*** Opening of Supplied data ***

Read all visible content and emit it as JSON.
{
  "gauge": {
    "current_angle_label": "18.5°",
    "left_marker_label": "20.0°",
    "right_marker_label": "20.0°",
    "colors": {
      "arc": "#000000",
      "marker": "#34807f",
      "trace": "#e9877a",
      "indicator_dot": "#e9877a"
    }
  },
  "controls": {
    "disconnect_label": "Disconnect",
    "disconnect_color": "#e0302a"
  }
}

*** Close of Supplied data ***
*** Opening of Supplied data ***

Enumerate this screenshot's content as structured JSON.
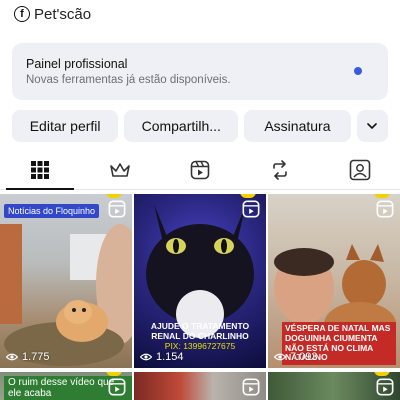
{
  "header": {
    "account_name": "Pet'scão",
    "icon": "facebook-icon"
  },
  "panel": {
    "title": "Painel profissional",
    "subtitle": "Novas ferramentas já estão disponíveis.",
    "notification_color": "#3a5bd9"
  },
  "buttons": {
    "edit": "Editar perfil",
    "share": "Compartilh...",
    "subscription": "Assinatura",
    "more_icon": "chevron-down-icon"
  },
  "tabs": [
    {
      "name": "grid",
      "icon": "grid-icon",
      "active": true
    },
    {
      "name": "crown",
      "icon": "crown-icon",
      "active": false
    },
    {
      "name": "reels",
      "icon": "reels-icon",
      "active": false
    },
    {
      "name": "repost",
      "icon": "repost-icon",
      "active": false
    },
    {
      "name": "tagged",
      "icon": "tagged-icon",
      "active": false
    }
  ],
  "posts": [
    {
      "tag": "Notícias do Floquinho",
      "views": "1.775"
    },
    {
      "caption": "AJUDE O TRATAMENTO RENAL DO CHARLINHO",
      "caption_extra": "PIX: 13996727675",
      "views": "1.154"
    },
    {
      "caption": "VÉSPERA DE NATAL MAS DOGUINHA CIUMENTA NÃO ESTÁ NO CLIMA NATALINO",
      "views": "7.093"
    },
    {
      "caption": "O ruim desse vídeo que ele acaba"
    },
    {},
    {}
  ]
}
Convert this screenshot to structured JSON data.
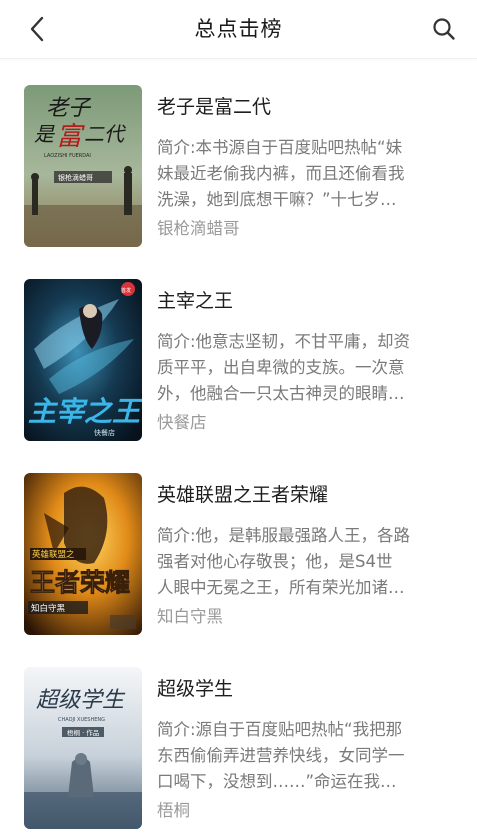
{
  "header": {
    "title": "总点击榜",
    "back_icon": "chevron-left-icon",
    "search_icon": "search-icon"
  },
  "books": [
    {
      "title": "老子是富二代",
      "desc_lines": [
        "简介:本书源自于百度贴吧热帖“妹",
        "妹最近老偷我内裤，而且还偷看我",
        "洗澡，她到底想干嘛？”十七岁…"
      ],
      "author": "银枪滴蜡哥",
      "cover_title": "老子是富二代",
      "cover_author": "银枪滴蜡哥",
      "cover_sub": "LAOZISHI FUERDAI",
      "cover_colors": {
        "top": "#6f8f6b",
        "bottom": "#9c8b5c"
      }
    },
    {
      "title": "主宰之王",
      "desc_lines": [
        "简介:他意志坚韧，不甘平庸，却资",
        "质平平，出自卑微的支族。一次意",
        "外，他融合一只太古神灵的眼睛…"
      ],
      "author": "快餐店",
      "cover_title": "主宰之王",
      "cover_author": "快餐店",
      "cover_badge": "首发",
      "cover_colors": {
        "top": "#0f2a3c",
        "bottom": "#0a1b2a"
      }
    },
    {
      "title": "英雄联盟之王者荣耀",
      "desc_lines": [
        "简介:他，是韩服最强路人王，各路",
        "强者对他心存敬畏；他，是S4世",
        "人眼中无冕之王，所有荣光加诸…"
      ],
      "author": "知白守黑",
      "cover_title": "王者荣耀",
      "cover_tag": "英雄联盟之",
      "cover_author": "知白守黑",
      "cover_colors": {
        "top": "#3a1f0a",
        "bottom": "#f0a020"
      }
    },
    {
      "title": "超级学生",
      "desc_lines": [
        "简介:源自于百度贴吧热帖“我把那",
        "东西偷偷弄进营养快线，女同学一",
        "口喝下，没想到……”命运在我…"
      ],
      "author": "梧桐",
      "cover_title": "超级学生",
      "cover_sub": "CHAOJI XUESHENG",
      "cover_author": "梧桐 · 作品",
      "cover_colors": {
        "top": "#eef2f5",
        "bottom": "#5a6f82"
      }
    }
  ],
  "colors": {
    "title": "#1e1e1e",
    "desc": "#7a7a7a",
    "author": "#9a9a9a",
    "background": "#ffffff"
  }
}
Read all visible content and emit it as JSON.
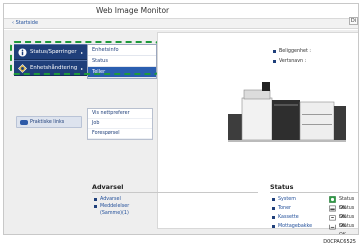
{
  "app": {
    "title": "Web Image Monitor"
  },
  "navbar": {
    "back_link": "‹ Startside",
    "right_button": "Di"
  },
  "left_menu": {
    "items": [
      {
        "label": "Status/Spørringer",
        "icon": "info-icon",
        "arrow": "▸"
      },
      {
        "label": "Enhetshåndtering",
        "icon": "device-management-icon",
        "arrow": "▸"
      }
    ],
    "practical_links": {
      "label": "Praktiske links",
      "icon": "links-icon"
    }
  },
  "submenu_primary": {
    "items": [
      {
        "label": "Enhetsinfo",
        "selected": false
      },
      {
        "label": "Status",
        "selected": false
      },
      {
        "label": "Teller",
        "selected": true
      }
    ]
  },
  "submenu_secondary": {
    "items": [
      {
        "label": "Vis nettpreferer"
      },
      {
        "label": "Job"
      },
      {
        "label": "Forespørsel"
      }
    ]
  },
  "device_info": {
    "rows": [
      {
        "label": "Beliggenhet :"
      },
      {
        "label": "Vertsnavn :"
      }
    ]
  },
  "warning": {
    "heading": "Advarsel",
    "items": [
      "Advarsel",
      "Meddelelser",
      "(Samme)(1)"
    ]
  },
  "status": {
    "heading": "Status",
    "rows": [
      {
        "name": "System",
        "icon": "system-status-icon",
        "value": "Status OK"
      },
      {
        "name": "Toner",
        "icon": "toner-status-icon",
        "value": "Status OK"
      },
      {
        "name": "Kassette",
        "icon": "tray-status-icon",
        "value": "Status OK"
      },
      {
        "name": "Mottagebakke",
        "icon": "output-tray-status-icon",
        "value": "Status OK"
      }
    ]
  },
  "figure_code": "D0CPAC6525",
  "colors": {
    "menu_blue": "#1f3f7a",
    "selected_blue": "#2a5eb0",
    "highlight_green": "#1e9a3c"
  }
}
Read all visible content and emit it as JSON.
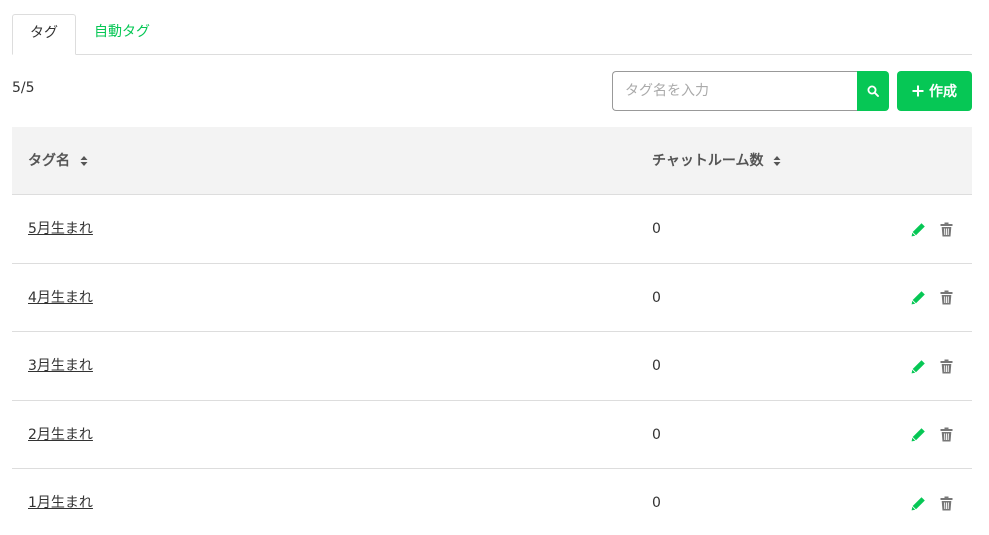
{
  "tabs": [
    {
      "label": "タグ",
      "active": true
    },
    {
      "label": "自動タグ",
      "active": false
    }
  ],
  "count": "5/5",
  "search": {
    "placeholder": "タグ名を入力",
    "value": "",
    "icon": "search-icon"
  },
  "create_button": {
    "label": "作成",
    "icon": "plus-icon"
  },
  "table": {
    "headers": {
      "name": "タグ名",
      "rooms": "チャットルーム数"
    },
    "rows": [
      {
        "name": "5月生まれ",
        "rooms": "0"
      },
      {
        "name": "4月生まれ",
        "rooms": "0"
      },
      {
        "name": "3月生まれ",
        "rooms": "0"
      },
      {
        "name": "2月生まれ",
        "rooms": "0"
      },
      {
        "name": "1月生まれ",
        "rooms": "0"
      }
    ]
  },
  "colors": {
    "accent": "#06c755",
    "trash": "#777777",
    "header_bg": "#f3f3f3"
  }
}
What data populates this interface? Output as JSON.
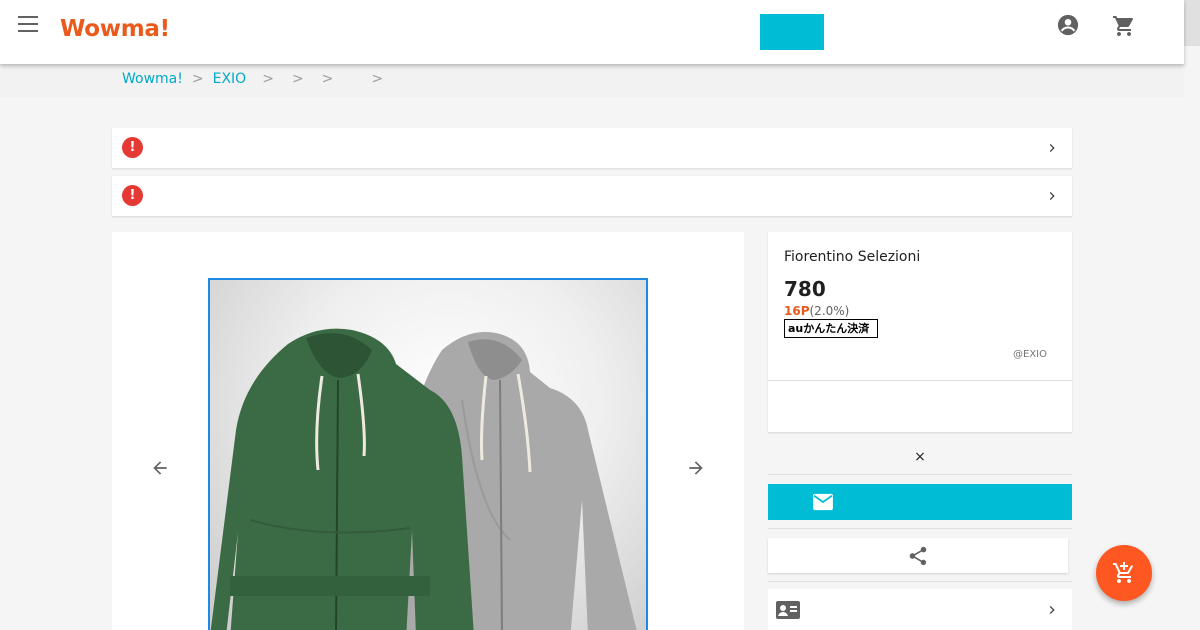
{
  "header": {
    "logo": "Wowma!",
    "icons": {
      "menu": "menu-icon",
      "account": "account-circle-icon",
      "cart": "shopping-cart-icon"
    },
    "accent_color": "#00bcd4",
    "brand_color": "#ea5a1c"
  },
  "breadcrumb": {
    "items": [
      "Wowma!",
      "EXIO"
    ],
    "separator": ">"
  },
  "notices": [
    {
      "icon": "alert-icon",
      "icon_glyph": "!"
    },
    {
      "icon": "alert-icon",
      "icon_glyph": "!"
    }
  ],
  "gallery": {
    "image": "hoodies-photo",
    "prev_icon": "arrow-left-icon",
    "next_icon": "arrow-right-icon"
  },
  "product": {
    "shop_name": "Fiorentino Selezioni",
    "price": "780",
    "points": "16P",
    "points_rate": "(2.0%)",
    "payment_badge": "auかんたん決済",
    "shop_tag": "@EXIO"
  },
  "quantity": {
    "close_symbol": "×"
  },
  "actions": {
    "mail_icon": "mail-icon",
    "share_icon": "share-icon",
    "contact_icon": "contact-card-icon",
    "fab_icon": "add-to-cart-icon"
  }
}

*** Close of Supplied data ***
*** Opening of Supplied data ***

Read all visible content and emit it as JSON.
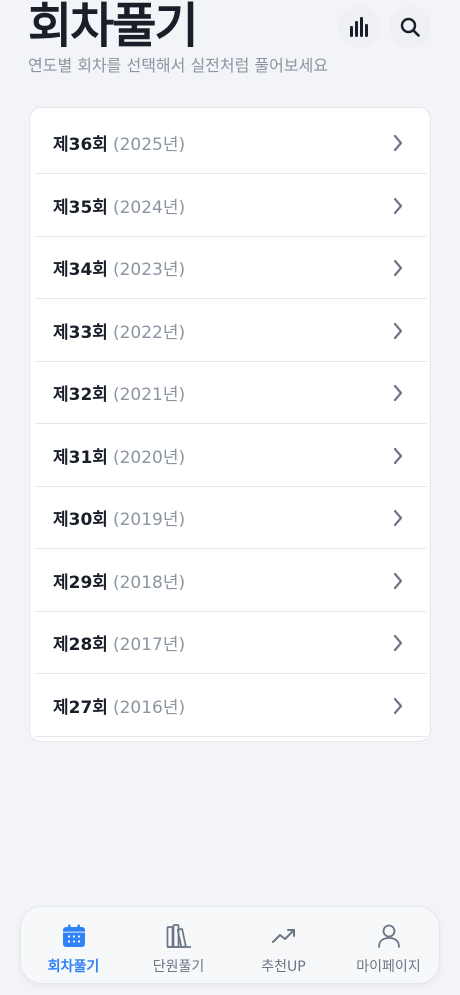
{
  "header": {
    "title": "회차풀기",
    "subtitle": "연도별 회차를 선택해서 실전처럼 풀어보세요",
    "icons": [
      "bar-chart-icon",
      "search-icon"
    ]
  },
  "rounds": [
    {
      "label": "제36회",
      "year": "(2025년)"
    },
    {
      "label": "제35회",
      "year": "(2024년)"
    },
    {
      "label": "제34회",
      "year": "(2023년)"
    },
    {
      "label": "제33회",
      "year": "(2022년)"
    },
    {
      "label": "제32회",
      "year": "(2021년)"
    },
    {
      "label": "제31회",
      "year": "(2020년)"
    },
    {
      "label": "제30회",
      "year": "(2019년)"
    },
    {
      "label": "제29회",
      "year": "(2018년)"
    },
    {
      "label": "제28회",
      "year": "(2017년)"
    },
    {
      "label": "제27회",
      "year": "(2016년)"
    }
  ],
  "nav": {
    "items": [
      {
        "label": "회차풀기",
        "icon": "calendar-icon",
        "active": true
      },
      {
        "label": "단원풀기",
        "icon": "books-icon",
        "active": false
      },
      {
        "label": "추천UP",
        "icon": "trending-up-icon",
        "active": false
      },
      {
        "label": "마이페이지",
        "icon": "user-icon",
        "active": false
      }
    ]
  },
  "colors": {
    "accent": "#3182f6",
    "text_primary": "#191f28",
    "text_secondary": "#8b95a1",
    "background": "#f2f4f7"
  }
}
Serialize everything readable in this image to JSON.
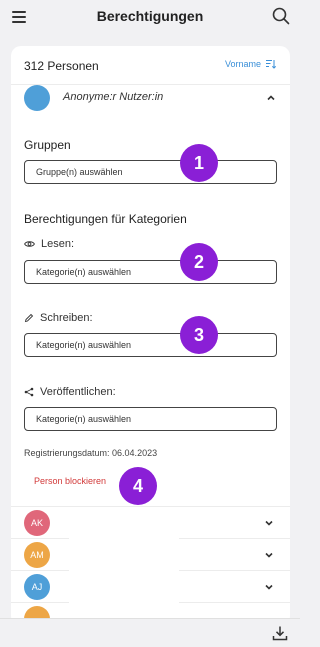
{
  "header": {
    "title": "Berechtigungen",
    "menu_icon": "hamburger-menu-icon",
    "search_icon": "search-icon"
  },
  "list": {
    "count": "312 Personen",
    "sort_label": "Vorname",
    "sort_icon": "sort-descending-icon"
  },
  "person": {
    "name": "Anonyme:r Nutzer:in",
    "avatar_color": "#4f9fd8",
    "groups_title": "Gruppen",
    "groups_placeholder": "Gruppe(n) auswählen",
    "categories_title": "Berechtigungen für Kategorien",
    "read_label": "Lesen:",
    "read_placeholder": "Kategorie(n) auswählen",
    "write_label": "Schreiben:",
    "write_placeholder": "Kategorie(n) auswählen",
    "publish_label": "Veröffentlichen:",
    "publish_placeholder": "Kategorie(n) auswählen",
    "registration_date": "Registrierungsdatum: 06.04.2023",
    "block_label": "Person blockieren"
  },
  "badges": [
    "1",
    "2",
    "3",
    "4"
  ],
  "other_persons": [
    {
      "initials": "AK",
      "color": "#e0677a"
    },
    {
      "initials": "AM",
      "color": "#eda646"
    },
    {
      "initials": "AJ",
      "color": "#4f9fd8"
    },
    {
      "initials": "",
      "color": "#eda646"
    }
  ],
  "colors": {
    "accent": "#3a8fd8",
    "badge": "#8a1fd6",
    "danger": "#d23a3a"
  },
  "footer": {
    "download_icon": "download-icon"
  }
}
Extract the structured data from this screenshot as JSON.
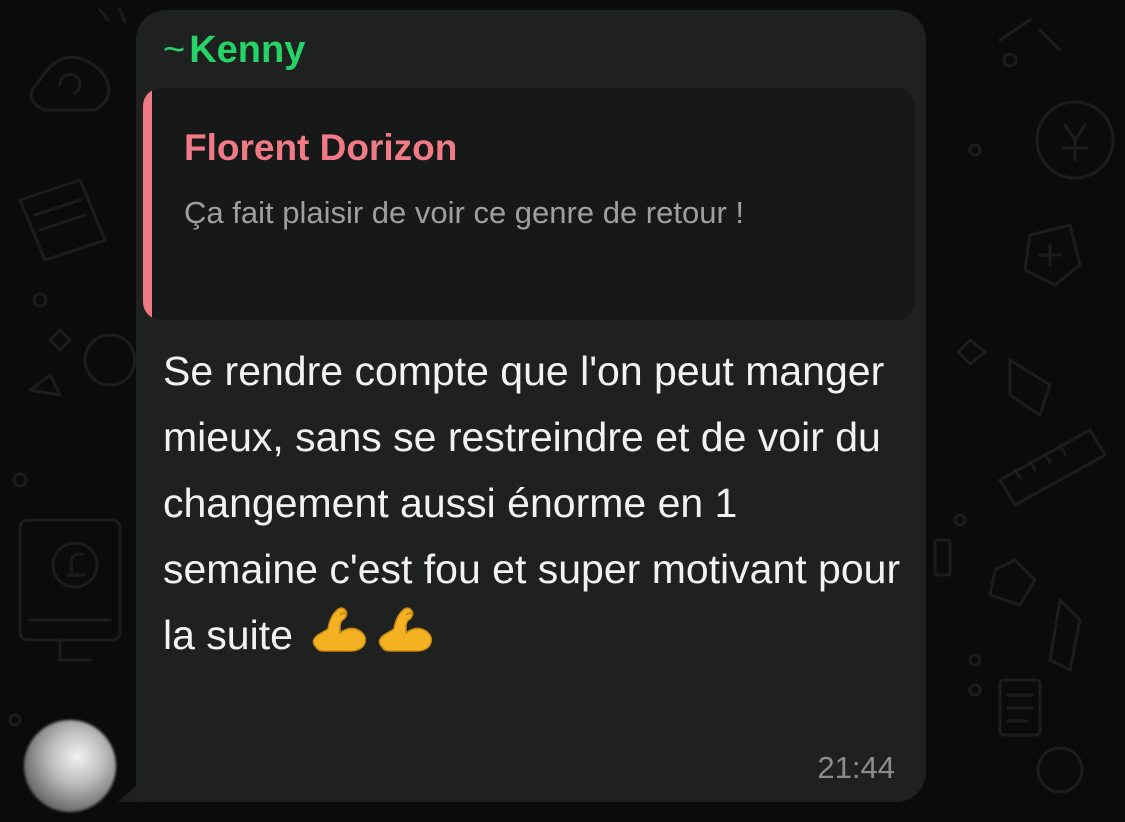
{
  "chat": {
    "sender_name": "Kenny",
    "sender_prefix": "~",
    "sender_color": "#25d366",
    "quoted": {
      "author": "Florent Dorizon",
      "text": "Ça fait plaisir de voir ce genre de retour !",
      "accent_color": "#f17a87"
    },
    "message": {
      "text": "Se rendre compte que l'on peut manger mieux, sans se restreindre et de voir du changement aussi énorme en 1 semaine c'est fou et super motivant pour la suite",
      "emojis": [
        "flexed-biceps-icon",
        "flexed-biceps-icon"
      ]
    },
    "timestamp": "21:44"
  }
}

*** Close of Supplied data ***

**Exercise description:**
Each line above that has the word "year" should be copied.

**Output:**
      "year": "(2025년)"
      "year": "(2024년)"
      "year": "(2023년)"
      "year": "(2022년)"
      "year": "(2021년)"
      "year": "(2020년)"
      "year": "(2019년)"
      "year": "(2018년)"
      "year": "(2017년)"
      "year": "(2016년)"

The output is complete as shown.